That profit doesn't include a massive write down of Yahoo's "goodwill," the intangible value of its brand. Counting that "goodwill impairment," Yahoo lost $4.53 billion this year. It's a one-time blow, so it makes sense to ignore it when calculating Yahoo's earnings. But it's also an open acknowledgement of how far the company has fallen. Pair that with a quote from Maynard Webb, Yahoo's chairman of the board, and it's clear the company is putting all or at least parts of itself on the auction block.

"The Board also believes that exploring additional strategic alternatives, in parallel to the execution of the management plan, is in the best interest of our shareholders," said Webb in Yahoo's letter to investors. "Separating our Alibaba stake from our operating business continues to be a primary focus, and our most direct path to value maximization. In addition to continuing work on the reverse spin, which we've discussed previously, we will engage on qualified strategic proposals."

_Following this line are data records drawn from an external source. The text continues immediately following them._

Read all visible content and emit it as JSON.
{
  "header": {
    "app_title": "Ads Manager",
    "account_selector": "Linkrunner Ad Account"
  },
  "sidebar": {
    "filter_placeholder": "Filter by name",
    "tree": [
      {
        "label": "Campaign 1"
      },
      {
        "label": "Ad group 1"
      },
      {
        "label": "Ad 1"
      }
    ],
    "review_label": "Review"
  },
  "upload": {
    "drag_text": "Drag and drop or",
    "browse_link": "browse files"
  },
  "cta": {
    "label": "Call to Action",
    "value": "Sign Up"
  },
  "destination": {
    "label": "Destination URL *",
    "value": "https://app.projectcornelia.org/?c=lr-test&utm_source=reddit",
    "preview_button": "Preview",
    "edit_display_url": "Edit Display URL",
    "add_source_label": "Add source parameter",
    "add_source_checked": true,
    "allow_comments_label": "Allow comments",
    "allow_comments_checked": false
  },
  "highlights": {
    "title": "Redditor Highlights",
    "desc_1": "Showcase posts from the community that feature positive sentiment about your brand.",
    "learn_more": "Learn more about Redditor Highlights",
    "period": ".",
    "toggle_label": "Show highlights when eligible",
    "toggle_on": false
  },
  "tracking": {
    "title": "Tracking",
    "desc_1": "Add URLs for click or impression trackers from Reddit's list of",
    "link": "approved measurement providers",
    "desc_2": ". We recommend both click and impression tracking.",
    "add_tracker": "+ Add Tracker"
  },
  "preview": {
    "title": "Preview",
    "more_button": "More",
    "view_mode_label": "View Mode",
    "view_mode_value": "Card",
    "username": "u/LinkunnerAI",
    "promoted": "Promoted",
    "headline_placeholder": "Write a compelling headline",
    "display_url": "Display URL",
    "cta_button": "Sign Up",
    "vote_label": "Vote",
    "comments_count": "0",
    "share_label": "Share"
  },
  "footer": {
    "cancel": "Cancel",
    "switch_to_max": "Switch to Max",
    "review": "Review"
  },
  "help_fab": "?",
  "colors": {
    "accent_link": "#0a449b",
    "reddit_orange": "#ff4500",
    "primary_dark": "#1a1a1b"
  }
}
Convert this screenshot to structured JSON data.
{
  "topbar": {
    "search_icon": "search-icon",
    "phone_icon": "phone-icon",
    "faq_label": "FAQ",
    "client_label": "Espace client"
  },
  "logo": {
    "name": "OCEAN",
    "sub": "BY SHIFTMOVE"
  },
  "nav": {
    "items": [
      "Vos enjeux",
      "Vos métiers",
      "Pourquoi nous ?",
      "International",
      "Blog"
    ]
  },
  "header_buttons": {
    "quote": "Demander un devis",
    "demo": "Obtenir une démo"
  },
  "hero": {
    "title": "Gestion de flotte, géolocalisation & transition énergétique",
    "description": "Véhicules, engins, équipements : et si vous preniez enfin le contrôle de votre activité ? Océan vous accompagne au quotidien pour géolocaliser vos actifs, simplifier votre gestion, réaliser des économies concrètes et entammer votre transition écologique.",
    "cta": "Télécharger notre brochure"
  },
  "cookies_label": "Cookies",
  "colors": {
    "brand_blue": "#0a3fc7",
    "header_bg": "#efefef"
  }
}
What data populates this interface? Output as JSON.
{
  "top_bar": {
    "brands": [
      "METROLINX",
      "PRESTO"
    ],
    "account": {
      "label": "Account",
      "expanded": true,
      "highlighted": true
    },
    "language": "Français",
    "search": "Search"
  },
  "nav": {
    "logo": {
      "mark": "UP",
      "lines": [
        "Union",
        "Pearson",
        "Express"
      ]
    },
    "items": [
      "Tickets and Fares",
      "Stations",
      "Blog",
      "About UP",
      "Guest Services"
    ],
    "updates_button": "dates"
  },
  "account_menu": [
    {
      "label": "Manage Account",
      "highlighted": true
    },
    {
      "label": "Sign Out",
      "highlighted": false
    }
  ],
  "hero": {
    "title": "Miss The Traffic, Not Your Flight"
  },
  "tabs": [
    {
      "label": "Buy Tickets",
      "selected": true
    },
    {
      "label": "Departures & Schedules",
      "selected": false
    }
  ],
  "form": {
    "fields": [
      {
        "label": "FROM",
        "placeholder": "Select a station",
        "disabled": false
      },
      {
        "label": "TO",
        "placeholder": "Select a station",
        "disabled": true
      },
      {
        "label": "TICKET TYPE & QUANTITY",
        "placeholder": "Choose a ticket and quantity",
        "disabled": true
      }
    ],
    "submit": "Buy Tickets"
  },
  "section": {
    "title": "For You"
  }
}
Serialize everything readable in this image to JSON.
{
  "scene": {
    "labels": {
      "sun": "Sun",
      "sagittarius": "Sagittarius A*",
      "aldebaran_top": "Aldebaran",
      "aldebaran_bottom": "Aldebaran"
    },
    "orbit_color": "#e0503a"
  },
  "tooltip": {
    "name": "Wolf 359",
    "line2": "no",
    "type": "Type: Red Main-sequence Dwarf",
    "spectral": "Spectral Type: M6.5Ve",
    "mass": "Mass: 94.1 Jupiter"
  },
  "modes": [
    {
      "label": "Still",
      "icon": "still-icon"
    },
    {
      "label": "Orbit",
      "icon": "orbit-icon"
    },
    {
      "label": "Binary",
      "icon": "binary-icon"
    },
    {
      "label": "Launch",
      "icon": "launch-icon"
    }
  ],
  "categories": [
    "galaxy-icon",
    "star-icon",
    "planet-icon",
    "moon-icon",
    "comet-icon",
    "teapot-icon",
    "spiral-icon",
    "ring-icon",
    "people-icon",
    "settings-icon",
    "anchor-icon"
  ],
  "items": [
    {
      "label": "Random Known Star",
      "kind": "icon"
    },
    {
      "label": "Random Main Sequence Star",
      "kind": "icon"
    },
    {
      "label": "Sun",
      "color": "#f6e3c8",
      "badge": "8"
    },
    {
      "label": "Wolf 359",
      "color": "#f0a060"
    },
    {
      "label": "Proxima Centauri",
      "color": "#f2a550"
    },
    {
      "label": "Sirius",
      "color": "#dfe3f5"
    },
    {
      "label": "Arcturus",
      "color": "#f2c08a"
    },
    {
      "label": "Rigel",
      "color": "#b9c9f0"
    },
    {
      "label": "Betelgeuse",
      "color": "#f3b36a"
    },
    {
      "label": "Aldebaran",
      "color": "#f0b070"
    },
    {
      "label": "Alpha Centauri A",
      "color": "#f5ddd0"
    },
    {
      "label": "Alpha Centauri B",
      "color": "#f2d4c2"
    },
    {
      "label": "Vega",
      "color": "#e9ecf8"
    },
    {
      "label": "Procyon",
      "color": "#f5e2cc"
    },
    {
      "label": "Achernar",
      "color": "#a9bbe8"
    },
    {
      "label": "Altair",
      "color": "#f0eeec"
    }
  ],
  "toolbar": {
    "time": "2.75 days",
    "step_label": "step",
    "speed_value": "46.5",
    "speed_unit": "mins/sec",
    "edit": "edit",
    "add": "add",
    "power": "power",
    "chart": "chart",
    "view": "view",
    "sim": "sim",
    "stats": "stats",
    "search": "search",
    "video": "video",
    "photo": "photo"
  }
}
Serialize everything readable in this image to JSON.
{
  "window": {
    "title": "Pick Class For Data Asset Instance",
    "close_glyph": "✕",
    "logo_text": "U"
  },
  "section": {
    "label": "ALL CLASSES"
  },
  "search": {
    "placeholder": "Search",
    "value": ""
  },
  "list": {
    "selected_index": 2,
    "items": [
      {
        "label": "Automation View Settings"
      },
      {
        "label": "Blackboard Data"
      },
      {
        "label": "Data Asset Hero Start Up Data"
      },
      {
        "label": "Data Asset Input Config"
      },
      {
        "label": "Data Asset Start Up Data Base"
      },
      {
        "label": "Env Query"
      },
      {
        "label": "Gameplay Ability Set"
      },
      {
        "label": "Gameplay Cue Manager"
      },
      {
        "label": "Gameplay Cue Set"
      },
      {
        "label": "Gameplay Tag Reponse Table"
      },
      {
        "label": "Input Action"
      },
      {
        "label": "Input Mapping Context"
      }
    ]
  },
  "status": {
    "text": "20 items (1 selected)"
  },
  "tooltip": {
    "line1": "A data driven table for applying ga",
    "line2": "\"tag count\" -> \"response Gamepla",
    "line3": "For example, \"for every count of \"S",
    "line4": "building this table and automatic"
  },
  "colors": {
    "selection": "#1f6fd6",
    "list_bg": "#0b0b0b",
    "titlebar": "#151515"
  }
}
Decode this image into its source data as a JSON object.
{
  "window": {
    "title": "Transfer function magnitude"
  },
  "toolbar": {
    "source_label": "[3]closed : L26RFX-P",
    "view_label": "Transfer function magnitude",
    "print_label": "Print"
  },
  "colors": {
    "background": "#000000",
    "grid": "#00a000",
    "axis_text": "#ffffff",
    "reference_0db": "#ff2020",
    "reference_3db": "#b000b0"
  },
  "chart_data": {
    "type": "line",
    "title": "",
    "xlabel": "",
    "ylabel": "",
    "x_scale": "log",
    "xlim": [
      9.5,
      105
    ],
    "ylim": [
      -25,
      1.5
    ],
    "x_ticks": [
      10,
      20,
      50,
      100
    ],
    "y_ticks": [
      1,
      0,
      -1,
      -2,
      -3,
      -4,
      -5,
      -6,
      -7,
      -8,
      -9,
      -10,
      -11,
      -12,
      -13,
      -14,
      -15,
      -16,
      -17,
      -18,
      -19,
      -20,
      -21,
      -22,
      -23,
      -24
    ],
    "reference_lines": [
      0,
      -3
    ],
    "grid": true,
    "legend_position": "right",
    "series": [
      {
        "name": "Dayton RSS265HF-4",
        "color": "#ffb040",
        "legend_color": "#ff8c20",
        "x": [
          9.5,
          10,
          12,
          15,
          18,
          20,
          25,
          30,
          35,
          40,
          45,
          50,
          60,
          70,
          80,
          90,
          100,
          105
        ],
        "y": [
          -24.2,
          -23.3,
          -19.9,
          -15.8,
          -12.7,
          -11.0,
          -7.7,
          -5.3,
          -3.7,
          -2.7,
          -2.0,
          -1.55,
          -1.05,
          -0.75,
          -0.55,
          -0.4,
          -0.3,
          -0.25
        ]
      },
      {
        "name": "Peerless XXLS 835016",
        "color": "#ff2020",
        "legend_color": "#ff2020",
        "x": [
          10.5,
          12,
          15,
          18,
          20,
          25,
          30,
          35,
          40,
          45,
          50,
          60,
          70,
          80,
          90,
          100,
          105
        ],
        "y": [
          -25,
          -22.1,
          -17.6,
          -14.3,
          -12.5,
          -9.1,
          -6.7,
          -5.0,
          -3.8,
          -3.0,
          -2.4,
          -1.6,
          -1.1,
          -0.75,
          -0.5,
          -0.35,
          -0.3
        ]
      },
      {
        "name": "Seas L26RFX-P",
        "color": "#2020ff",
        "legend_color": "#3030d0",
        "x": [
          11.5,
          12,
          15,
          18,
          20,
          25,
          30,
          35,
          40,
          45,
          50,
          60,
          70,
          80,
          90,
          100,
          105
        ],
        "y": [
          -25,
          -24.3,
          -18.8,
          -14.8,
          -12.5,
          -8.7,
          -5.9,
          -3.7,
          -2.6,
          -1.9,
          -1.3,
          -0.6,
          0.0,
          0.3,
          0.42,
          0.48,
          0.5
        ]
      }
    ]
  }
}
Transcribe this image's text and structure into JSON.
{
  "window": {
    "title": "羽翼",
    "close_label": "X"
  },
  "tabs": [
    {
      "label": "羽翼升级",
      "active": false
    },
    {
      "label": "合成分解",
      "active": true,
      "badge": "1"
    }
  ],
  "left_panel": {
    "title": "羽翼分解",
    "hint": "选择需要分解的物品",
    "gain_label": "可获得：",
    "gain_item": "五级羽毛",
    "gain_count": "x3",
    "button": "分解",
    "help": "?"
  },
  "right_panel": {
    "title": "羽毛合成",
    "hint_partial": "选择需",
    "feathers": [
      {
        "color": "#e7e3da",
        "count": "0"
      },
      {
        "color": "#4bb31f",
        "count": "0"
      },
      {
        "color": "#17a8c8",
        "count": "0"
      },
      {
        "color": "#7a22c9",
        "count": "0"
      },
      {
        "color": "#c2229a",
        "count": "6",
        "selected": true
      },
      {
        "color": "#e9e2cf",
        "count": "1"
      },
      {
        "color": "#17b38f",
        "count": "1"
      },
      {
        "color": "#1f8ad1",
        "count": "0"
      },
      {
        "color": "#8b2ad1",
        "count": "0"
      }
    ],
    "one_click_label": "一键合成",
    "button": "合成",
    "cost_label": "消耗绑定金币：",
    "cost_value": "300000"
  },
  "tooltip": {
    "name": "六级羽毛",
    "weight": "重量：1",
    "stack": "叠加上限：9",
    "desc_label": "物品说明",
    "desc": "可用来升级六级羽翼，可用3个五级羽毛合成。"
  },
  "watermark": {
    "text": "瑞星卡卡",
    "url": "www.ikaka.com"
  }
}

Yahoo just lopped $4 billion off the value of its brand

Yahoo is also in the strange position of being valued at less than nothing by investors. That's because its core business is in decline, and its most valuable asset, a massive stake in Alibaba, is in limbo. At the end of last year Yahoo announced a bizarre plan to spin Yahoo off from itself, creating a new company made up of Yahoo's web business, and leaving behind Alibaba. While investors wait to see how that plays out, they are valuing Yahoo at less than the price of the Alibaba stake and the cash Yahoo has in the bank.

Mayer has let go of roughly 32 percent of Yahoo's workforce since she began and today announced that Yahoo will eliminate an additional 15 percent of its employees and close five offices around the globe. It's also killing off two legacy products, Yahoo Games and Smart TV. In November of last year, Mayer reportedly asked her executives to sign a pledge, committing to keep working at Yahoo for another three to five years. That has since morphed into a "invest / maintain / kill" list, an attempt to satisfy anxious investors who want to see cost cutting, while stemming the brain drain that has seen numerous top executives depart by clarifying which units will continue to be supported.

RIP Yahoo chess

There have been some glimmers of hope for Mayer's Yahoo. It struck a deal to to get search results and ads from Google back in October, allowing it to continue monetizing this aging asset while it shifts focus to Project Index, a mobile search engine, and Gemini, product listings ads optimized for mobile search. And some of its refreshed apps, like Yahoo Weather, have stood out from the competition. Yahoo said today that going forward it will focus on three core consumer products — Search, Mail, and Tumblr — and four verticals — News, Sports, Finance, and Lifestyle — while keeping these services targeted at growth markets like the US, Canada, UK, Germany, Hong Kong, and Taiwan.

Additional reporting by Ananya Bhattacharya